After reading the data below, copy out every line that contains the word "title".

▼

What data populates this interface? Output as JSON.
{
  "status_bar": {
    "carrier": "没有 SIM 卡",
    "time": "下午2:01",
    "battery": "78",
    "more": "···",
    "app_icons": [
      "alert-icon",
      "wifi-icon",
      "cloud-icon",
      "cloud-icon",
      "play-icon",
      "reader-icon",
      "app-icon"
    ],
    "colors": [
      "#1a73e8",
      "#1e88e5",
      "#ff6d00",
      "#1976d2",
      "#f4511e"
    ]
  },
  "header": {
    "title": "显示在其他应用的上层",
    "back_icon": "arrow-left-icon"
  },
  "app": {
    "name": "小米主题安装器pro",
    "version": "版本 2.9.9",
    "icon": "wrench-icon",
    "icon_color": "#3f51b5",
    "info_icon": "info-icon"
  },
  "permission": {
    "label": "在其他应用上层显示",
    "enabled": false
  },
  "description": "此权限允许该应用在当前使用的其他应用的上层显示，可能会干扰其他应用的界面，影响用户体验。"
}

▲
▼

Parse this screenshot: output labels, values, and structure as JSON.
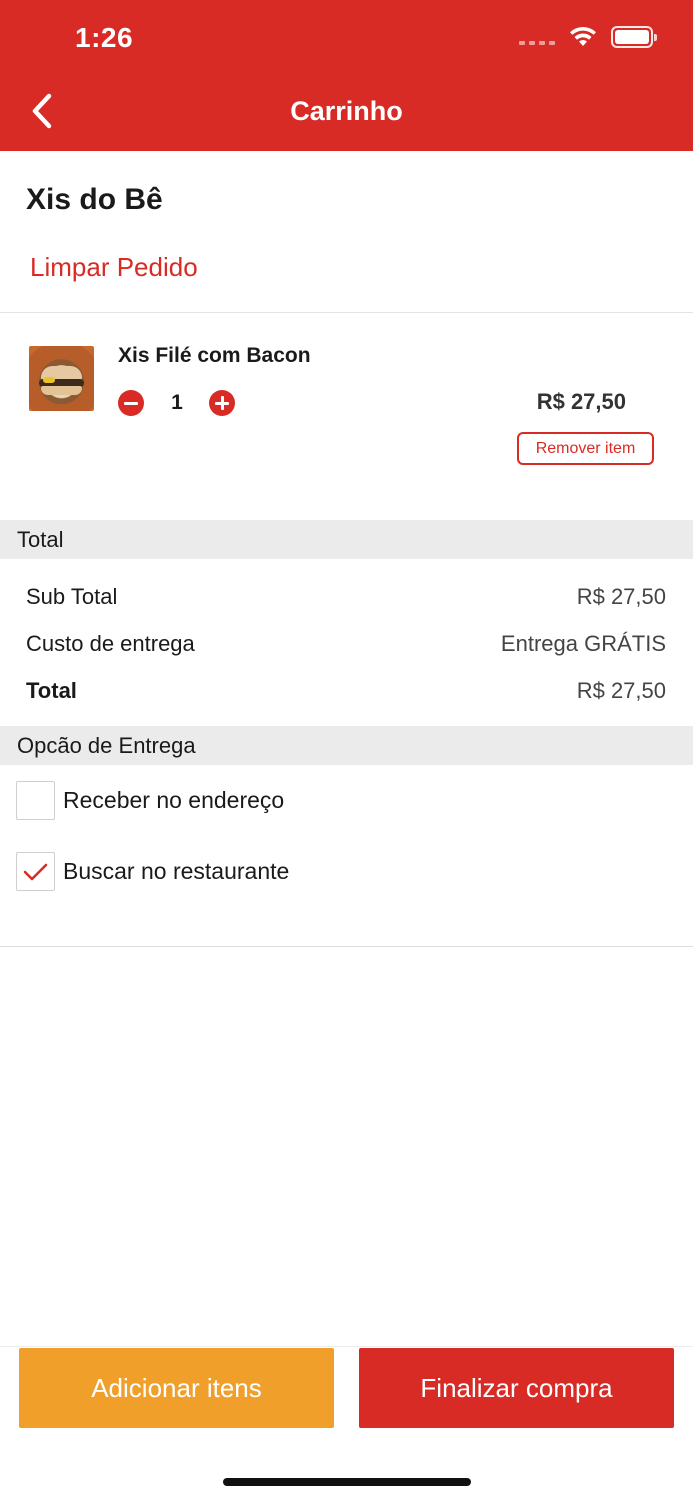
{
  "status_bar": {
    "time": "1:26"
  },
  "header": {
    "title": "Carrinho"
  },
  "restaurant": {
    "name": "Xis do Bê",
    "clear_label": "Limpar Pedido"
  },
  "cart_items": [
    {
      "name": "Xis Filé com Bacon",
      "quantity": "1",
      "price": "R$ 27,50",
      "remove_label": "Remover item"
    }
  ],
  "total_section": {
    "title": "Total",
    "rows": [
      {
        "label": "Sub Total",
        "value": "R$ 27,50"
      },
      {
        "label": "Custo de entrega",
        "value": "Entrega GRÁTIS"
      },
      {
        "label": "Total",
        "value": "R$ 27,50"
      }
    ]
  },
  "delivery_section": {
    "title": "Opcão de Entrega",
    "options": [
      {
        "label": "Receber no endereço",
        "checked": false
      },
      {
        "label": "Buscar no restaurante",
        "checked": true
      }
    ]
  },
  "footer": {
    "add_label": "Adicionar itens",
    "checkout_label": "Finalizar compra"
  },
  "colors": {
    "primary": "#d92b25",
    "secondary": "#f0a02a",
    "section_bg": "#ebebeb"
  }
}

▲

Solution to the exercise
    "title": "显示在其他应用的上层",
    "title": "Carrinho"
    "title": "Total",
    "title": "Opcão de Entrega",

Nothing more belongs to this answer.